Word of the Day : September 30, 2020
sinuous \SIN-yuh-wus\ adjective
1 a : of a serpentine or wavy form : winding
b : marked by strong lithe movements
2 : intricate, complex
Did You Know?
Although it probably makes you think more of snakes than head colds, sinuous is etymologically more like sinus than serpent. Sinuous and sinus both derive from the Latin noun sinus, which means "curve, fold, or hollow." Other sinus descendants include insinuate ("to impart or suggest in an artful or indirect way") and two terms you might remember from math class: sine and cosine. In English, sinus is the oldest of these words; it entered the language in the 1400s. Insinuate appeared next, in the early 1500s, and was followed by sinuous and sine in the latter half of the 1500s, and cosine in the 1600s. Serpent, by the way, entered English in the 13th century and comes from the Latin verb serpere, meaning "to creep."
Aired September 30, 2020
- Recommended Recommended
- History & In Progress History
- Browse Library
- Most Popular Library
Get Personalized Recommendations
Let us help you figure out what to learn!
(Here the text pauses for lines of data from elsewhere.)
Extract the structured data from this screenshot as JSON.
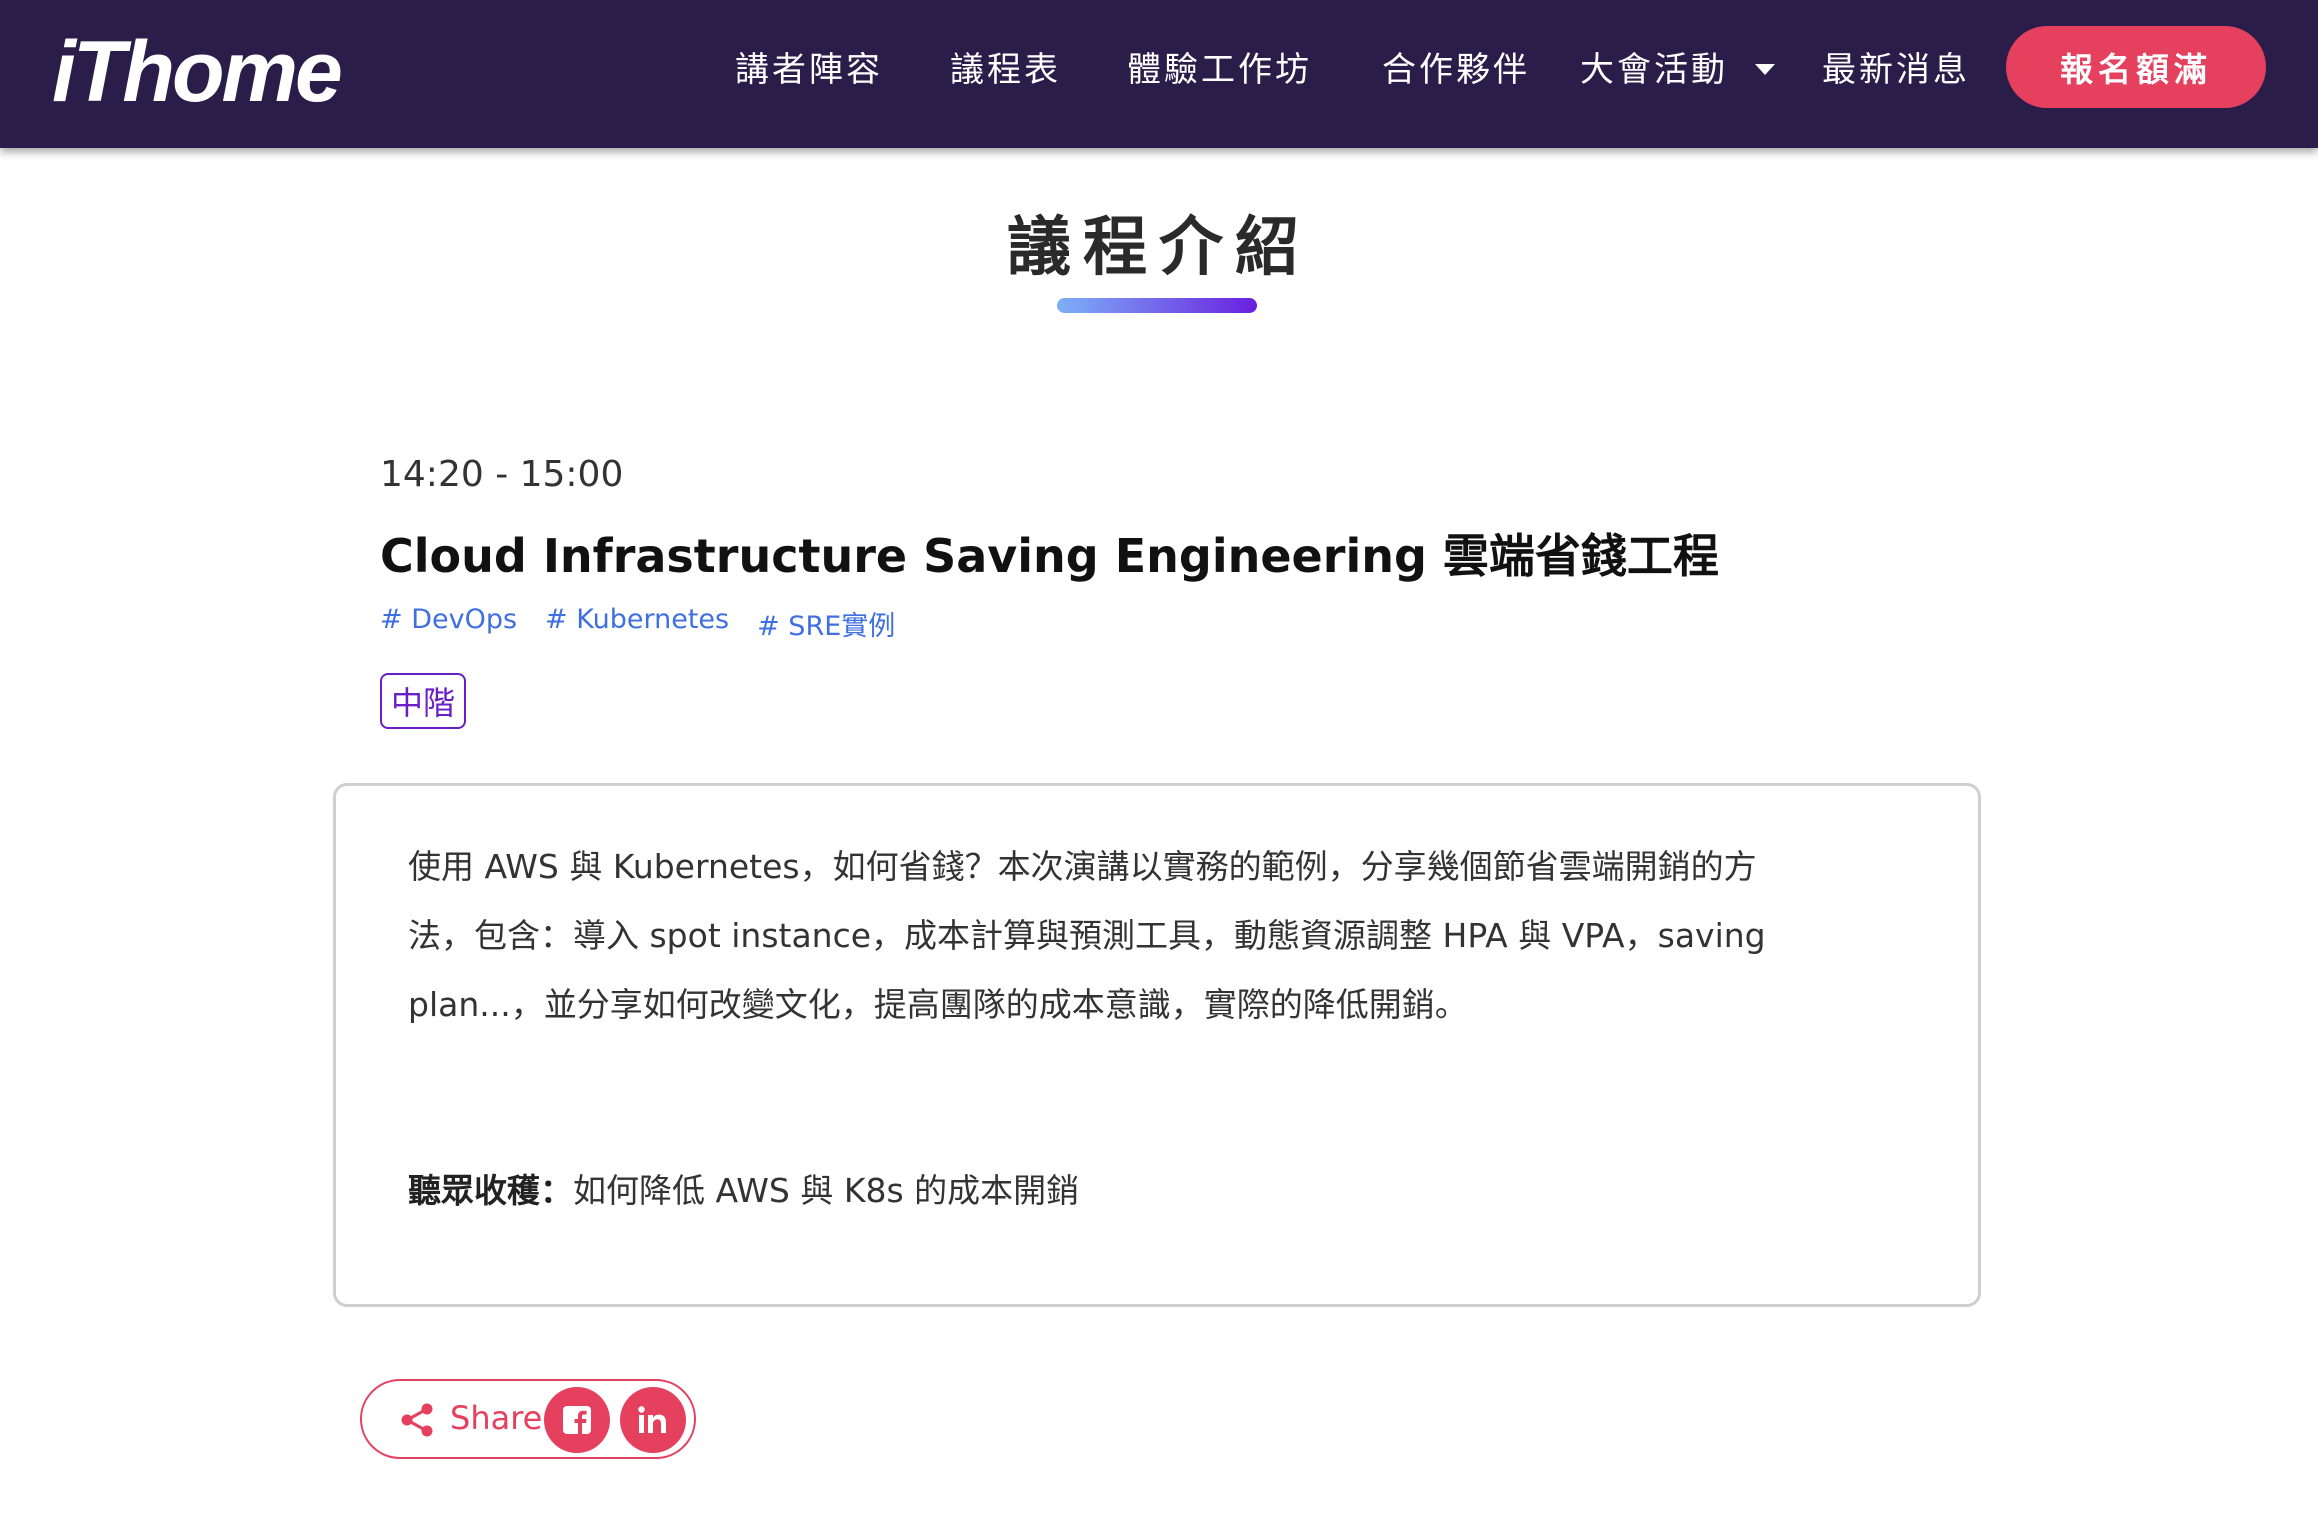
{
  "nav": {
    "logo": "iThome",
    "items": [
      "講者陣容",
      "議程表",
      "體驗工作坊",
      "合作夥伴",
      "大會活動",
      "最新消息"
    ],
    "register": "報名額滿"
  },
  "page": {
    "title": "議程介紹"
  },
  "session": {
    "time": "14:20 - 15:00",
    "title": "Cloud Infrastructure Saving Engineering 雲端省錢工程",
    "tags": [
      "# DevOps",
      "# Kubernetes",
      "# SRE實例"
    ],
    "level": "中階",
    "description": [
      "使用 AWS 與 Kubernetes，如何省錢？本次演講以實務的範例，分享幾個節省雲端開銷的方",
      "法，包含：導入 spot instance，成本計算與預測工具，動態資源調整 HPA 與 VPA，saving",
      "plan...，並分享如何改變文化，提高團隊的成本意識，實際的降低開銷。"
    ],
    "takeaway_label": "聽眾收穫：",
    "takeaway_text": "如何降低 AWS 與 K8s 的成本開銷"
  },
  "share": {
    "label": "Share",
    "icons": [
      "share-icon",
      "facebook-icon",
      "linkedin-icon"
    ]
  }
}
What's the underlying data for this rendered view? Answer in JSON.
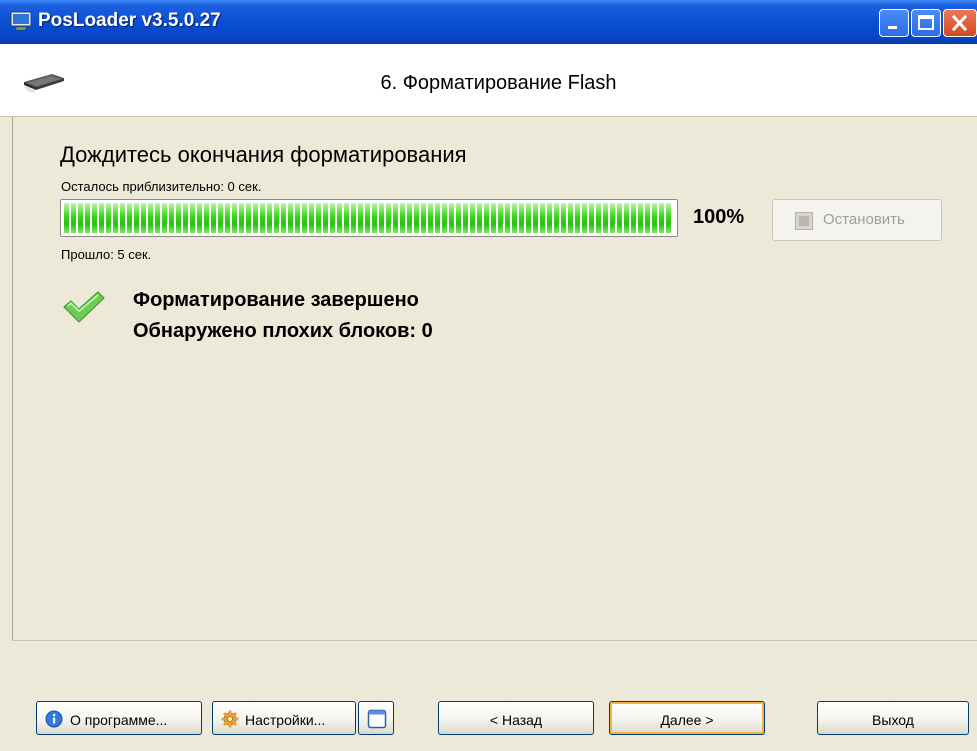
{
  "window": {
    "title": "PosLoader v3.5.0.27",
    "title_bar_color": "#0a4fd4"
  },
  "header": {
    "step_title": "6. Форматирование Flash",
    "icon": "chip-icon"
  },
  "main": {
    "heading": "Дождитесь окончания форматирования",
    "remaining_text": "Осталось приблизительно: 0 сек.",
    "progress_percent": 100,
    "progress_label": "100%",
    "progress_color": "#35d61a",
    "stop_button_label": "Остановить",
    "stop_button_enabled": false,
    "elapsed_text": "Прошло: 5 сек.",
    "status_icon": "checkmark-icon",
    "status_line1": "Форматирование завершено",
    "status_line2": "Обнаружено плохих блоков: 0"
  },
  "footer": {
    "about_label": "О программе...",
    "settings_label": "Настройки...",
    "back_label": "< Назад",
    "next_label": "Далее >",
    "exit_label": "Выход"
  }
}
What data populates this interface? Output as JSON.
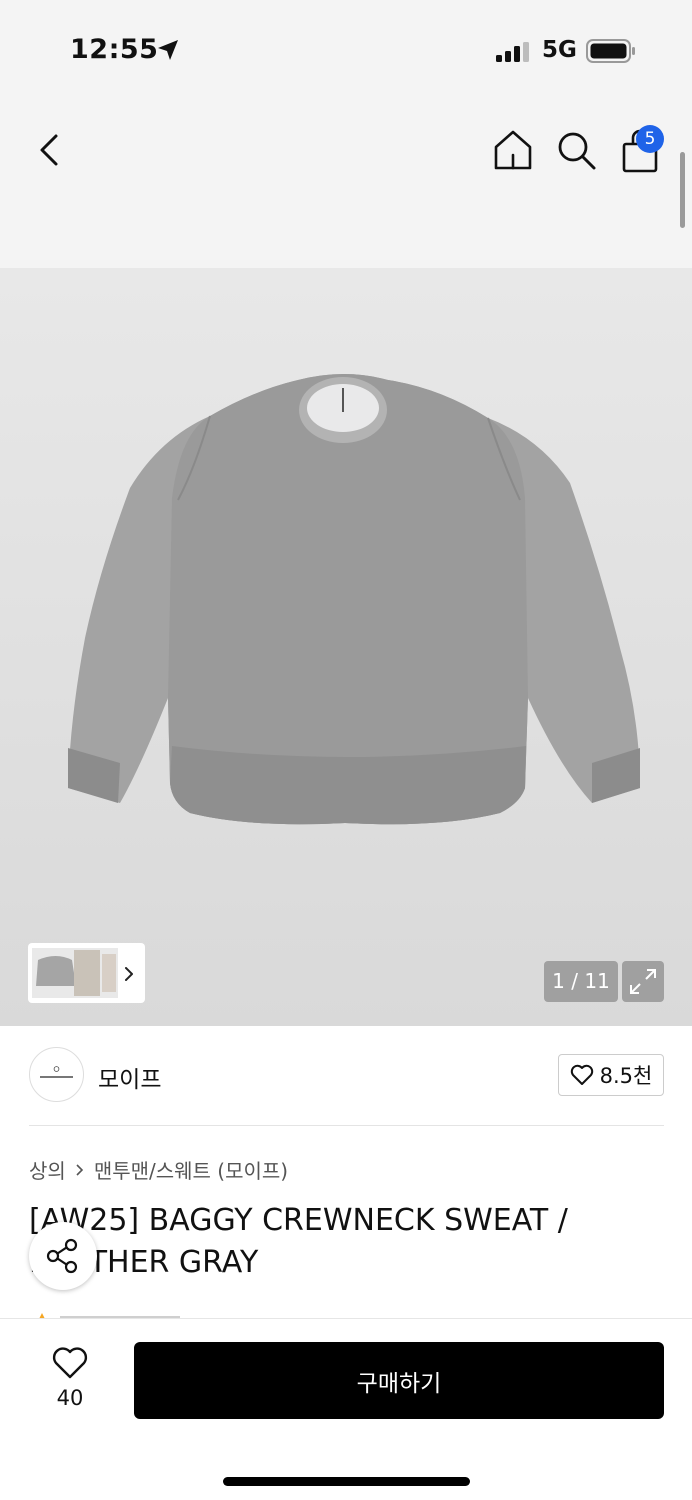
{
  "status_bar": {
    "time": "12:55",
    "network": "5G"
  },
  "header": {
    "cart_count": "5"
  },
  "gallery": {
    "page_counter": "1 / 11"
  },
  "brand": {
    "name": "모이프",
    "likes": "8.5천"
  },
  "breadcrumb": {
    "level1": "상의",
    "level2": "맨투맨/스웨트 (모이프)"
  },
  "product": {
    "title": "[AW25] BAGGY CREWNECK SWEAT / HEATHER GRAY"
  },
  "bottom": {
    "wish_count": "40",
    "buy_label": "구매하기"
  },
  "colors": {
    "badge_blue": "#1f63e8",
    "buy_button": "#000000"
  },
  "icons": [
    "location-arrow-icon",
    "signal-icon",
    "battery-icon",
    "chevron-left-icon",
    "home-icon",
    "search-icon",
    "shopping-bag-icon",
    "chevron-right-icon",
    "expand-icon",
    "heart-icon",
    "share-icon"
  ]
}
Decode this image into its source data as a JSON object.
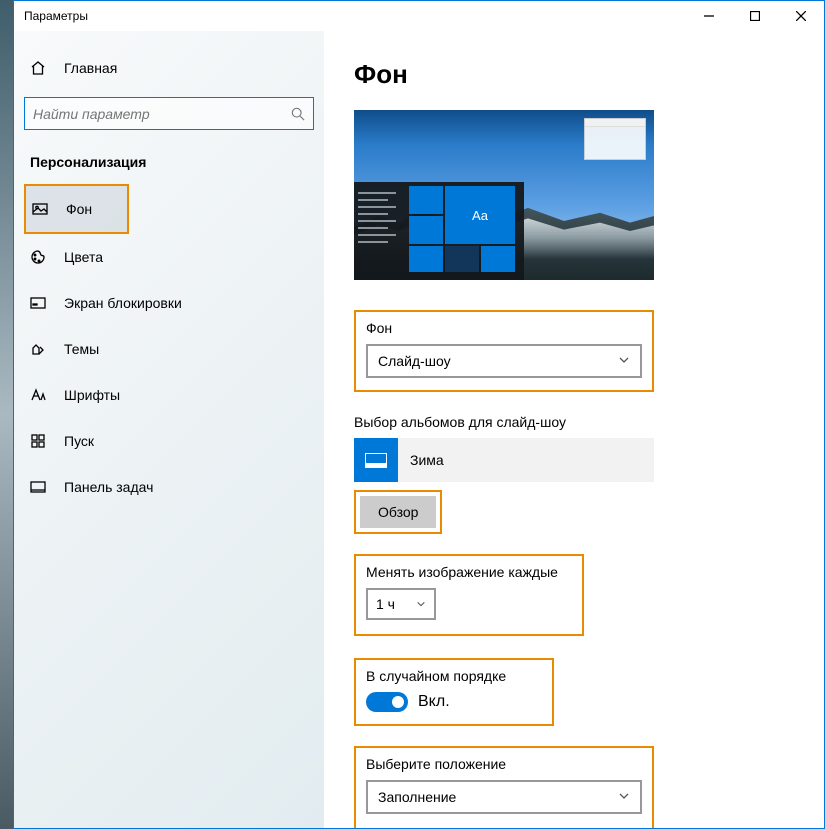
{
  "window": {
    "title": "Параметры"
  },
  "home": {
    "label": "Главная"
  },
  "search": {
    "placeholder": "Найти параметр"
  },
  "category": {
    "title": "Персонализация"
  },
  "nav": {
    "items": [
      {
        "label": "Фон"
      },
      {
        "label": "Цвета"
      },
      {
        "label": "Экран блокировки"
      },
      {
        "label": "Темы"
      },
      {
        "label": "Шрифты"
      },
      {
        "label": "Пуск"
      },
      {
        "label": "Панель задач"
      }
    ]
  },
  "page": {
    "title": "Фон"
  },
  "preview": {
    "tile_label": "Aa"
  },
  "background": {
    "label": "Фон",
    "value": "Слайд-шоу"
  },
  "album": {
    "label": "Выбор альбомов для слайд-шоу",
    "name": "Зима",
    "browse": "Обзор"
  },
  "interval": {
    "label": "Менять изображение каждые",
    "value": "1 ч"
  },
  "shuffle": {
    "label": "В случайном порядке",
    "state": "Вкл."
  },
  "fit": {
    "label": "Выберите положение",
    "value": "Заполнение"
  }
}
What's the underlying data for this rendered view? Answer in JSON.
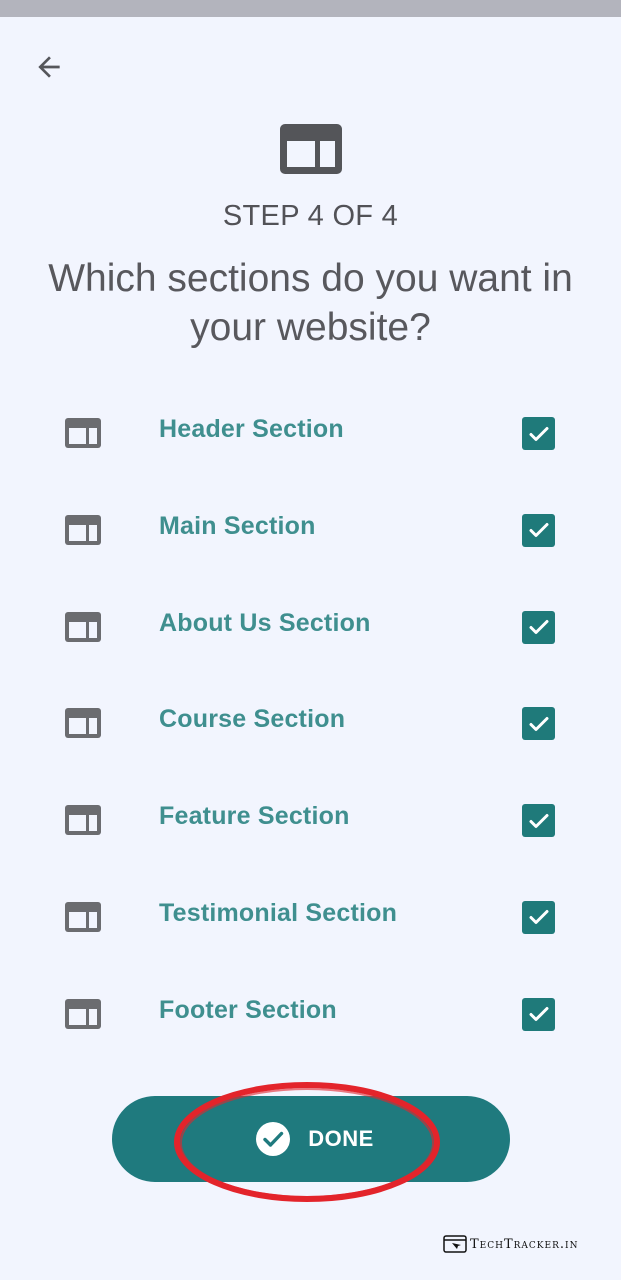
{
  "header": {
    "back_icon": "arrow-back-icon",
    "hero_icon": "web-layout-icon"
  },
  "wizard": {
    "step_label": "STEP 4 OF 4",
    "question": "Which sections do you want in your website?"
  },
  "sections": [
    {
      "label": "Header Section",
      "checked": true
    },
    {
      "label": "Main Section",
      "checked": true
    },
    {
      "label": "About Us Section",
      "checked": true
    },
    {
      "label": "Course Section",
      "checked": true
    },
    {
      "label": "Feature Section",
      "checked": true
    },
    {
      "label": "Testimonial Section",
      "checked": true
    },
    {
      "label": "Footer Section",
      "checked": true
    }
  ],
  "done_button": {
    "label": "DONE",
    "icon": "check-circle-icon"
  },
  "watermark": {
    "text": "TechTracker.in"
  },
  "colors": {
    "background": "#f2f5fe",
    "accent": "#1f7a7e",
    "label_teal": "#3f8f8f",
    "annotation_red": "#e3242b"
  }
}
By taking a short interview you’ll be able to specify your learning interests and goals, so we can recommend the perfect courses and lessons to try next.Start Interview
You don't have any lessons in your history.
Just find something that looks interesting and start learning!